In any case, Americans are busting ass.

Authorities Blow Meat Whistle

Superior, superb, deeply caring social management rapidly deals with public health problem... after 14 months:

Berlin - Around 150 tons of rotten meat have been shipped from the southern German state of Bavaria to Berlin companies making Turkish-style doner kebab skewers and then distributed across Germany, prosecutors said Friday.
Bush! Isn't it obvious?

Sunday, September 02, 2007

Trendy Celebrity Truthers

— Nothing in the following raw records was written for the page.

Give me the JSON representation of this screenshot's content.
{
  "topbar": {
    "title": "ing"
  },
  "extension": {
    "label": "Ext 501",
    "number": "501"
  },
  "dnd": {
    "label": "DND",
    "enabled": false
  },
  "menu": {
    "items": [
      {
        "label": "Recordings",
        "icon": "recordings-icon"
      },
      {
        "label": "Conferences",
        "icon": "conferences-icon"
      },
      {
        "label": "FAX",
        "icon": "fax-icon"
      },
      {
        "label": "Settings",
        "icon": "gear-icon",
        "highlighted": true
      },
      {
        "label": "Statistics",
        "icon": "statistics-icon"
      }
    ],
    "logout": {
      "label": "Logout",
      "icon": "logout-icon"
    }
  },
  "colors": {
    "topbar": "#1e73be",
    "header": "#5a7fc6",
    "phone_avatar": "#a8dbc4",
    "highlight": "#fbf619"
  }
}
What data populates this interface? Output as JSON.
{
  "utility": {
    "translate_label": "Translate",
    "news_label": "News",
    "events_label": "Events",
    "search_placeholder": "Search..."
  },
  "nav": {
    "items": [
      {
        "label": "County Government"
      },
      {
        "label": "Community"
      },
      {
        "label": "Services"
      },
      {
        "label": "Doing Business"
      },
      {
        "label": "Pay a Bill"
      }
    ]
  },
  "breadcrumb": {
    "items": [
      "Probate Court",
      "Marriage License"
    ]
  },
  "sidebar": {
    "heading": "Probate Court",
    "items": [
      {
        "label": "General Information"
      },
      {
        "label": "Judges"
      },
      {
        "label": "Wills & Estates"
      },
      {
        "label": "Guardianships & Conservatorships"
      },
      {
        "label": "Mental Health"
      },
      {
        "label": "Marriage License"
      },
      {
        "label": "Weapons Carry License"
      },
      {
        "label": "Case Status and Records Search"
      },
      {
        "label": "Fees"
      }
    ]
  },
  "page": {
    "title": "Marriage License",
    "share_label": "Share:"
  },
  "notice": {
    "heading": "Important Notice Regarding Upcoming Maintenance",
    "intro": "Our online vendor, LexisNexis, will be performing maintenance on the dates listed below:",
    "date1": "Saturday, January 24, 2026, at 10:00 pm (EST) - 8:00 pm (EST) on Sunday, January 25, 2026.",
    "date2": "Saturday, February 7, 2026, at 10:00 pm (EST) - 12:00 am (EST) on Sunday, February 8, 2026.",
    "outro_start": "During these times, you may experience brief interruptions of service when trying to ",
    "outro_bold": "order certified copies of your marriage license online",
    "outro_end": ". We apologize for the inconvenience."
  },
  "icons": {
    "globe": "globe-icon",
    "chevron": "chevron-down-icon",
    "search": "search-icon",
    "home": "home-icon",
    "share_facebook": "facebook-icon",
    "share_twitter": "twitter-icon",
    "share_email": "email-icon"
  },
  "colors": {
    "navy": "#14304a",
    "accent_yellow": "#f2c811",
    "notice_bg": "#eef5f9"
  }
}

In the wake of Thierry Meyssan, who went from unknown activist to celebrity author overnight thanks to Trutherism and Thierry Ardisson, there is no shortage of well known French who are trending towards Trutherism. The recent surge in Trutherism among celebrity french was kicked off by Karl Zero who, after losing his cushy position on Canal+, started his own web based TV show and made heavy use of Trutherism to boost his audience.


An Italian study has concluded that French taxpayers financially support the most expensive bureaucracy in the EU. Thanks to Bertrand.


French über-adviser and soothsayer extraordinaire, Jacques Attali, states (with a straight face no less) that France must aim for 5% economic growth. No word yet on whether the 5% should be attained before or after the EU growth target stated in the long forgotten but fast approaching deadline put forth as part of the Lisbon Strategy. <ROTFL/>.

The Difference Between Labor Day and May Day

Much like the myth that socialism alleviates poverty, after hearing for years about how working less makes Europeans more productive, the lid gets blown off by those nettlesome facts. Le Figaro reported today:

Les Américains meilleurs travailleurs

Les Etats-Unis se maintiennent à la tête de la productivité mondiale, creusant l'écart avec les autres pays développés, alors que l'Asie de l'est a doublé en dix ans sa production par travailleur, a indiqué le Bureau international du travail (BIT) dans un rapport.
Americans are the Best Workers

Widening the gap with other developed countries, the United States [economy] remains the world’s most productive, while workers in the Asian Rim doubled their productivity in ten years – so indicated a report by the International Labour Organization (ILO).

I’m sure we’ll get a tirade any day now about the wrongness of reporting that, or how the editors of Le Figaro are secretly Americans who just “look out for their own”, or some similarly overblown emotional abstraction.